And then there’s the frequent stereotyping of religion in the media. Off-the-peg religious reporting ‘templates’ are easy to use but are ‘lazy’ journalism.  

A leading newspaper recently carried instant opposition to the thought of Kate Forbes being a potential First Minister of Scotland because of her ‘traditionalist’ views. Somehow, her commitment in a BBC interview to defend the right to same-sex marriage even though it clashed with her personal views was insufficient. 

Across one of my social media feeds as I was writing this piece came a plea, ‘I’m proud to be British. I’m proud to be a Muslim. I am not a terrorist. Why don’t they get it?’ 

Maybe the American approach to religion goes a long way to explain something of their culture wars. 

But always there is America. And here’s where a penny unexpectedly dropped for me. If you keep religion out of schools, for many young people you deny them the tools, the ideas, and a framework with which to understand the religious dimension of life. This can have catastrophic implications.  

As G.K. Chesterton is reputed to have observed, ‘when people stop believing in God they don't believe in nothing; they believe in anything.’ 

Then, for those living within a practising religious home, the absence of religion in school heightens the possibility that their thinking is siloed purely in their own rarefied tradition. 

Maybe the American approach to religion goes a long way to explain something of their culture wars.  

If it's true that whatever happens in America inevitably makes its home in Britain, we need to sit up and take notice. More than ever, we need our young people to be adept at understanding the religious landscape. With the ubiquity of social media, the unseen influence of echo-chamber algorithms and the nefarious activities of those bent on radicalising the vulnerable, we need them to have the tools and skills to be aware, see and understand. 

This is what has caused me to think again and, surprisingly, change my mind. We need to draw a line in the sand on our historic arguments, disagreements and differences of conviction. The situation is more pressing. We need a reset.  

If democracy is not a zero-sum game where the majority gets to impose its will tyrannically on the rest, this has to be a way forward. 

The encouraging thing is that the groundwork for such a step change is already in place. In 2018 the Commission on Religious Education (CoRE) proposed a reconceiving of the subject as Religion and Worldviews. Their intention was to make it more appropriate and inclusive for the twenty-first century.
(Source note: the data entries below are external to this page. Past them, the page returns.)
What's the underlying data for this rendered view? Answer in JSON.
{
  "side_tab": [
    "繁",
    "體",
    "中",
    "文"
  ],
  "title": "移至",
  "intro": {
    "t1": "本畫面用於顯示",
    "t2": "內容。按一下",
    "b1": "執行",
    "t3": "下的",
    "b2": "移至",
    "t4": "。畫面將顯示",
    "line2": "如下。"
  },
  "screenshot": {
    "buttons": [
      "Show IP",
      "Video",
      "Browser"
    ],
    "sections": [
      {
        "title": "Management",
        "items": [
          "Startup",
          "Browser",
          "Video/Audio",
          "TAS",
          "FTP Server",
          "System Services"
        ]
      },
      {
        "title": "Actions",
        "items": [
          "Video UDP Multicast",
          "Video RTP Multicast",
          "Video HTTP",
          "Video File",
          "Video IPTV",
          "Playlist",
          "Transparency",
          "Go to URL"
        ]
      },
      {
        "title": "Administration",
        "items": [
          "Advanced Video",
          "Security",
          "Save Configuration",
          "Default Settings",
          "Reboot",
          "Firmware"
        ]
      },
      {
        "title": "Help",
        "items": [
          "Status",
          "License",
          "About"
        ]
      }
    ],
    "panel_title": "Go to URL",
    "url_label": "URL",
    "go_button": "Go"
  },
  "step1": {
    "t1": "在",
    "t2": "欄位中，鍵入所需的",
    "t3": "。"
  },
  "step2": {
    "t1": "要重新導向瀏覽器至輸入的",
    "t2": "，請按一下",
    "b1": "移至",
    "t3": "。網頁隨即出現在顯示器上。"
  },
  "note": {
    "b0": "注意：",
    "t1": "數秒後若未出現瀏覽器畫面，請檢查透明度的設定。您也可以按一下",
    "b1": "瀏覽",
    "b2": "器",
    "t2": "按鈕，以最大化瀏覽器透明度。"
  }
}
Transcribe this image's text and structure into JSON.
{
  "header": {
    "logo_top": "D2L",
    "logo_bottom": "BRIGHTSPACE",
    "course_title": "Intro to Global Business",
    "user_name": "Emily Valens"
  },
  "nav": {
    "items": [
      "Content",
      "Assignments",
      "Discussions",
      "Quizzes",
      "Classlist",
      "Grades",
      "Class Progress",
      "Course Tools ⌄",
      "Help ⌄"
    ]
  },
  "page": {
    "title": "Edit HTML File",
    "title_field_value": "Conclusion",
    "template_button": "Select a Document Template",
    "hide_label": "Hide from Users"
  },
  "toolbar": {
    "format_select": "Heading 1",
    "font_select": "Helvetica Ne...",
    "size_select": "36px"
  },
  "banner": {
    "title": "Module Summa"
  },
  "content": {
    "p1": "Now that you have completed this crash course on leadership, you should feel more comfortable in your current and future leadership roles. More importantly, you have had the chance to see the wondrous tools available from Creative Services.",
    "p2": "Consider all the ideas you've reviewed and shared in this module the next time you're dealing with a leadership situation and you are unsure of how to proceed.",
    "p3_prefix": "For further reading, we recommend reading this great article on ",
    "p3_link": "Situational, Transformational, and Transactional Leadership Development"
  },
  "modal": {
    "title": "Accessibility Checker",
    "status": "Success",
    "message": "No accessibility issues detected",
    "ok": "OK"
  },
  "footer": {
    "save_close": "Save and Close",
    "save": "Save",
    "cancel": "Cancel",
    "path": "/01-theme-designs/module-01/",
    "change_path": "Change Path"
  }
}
For them, the ‘complex, diverse and plural’ landscapes of different religions and worldviews deserved both understanding and respect. Yet, students also needed to develop the ‘necessary critical facility to ask questions and challenge assumptions’. 

Such an approach embraces the insights and philosophical commitments of non-religious worldviews too. ‘Everyone has a worldview’, said the report. Nobody stands nowhere was the title of an excellent animated short film on YouTube produced by the Theos think tank. 

The truth is, ‘everyone comes from somewhere’. This is as true for secular humanists as it is for cradle-to-grave Anglicans, majority-world Pentecostalists and British-born Muslims. Helpfully CoRE defines a worldview as: 

… a person’s way of understanding, experiencing and responding to the world. 

The report maintained that it was vitally important that different worldviews were understood as ‘lived experience’. This was not just about abstract beliefs, doctrinal understandings and theoretical convictions. This was about real people, the lives they live and what is important and gives meaning to them. 

If living in a genuine democracy is about learning how to rub along together. If it is about understanding and respecting those who have a different take on life than we do, no matter how ‘odd’ it seems. If democracy is not a zero-sum game where the majority gets to impose its will tyrannically on the rest, this has to be a way forward.  

Given the challenges that face us, it seems to me that not to change our approach to RE would be negligent. Yet to remove all reference to religion from our schools risks our young people falling prey to manipulation, subversion and control by bad actors, misinformed activists and cranks. 

These would be the seeds of our very own culture wars.  

Personally speaking, I’d rather not go there.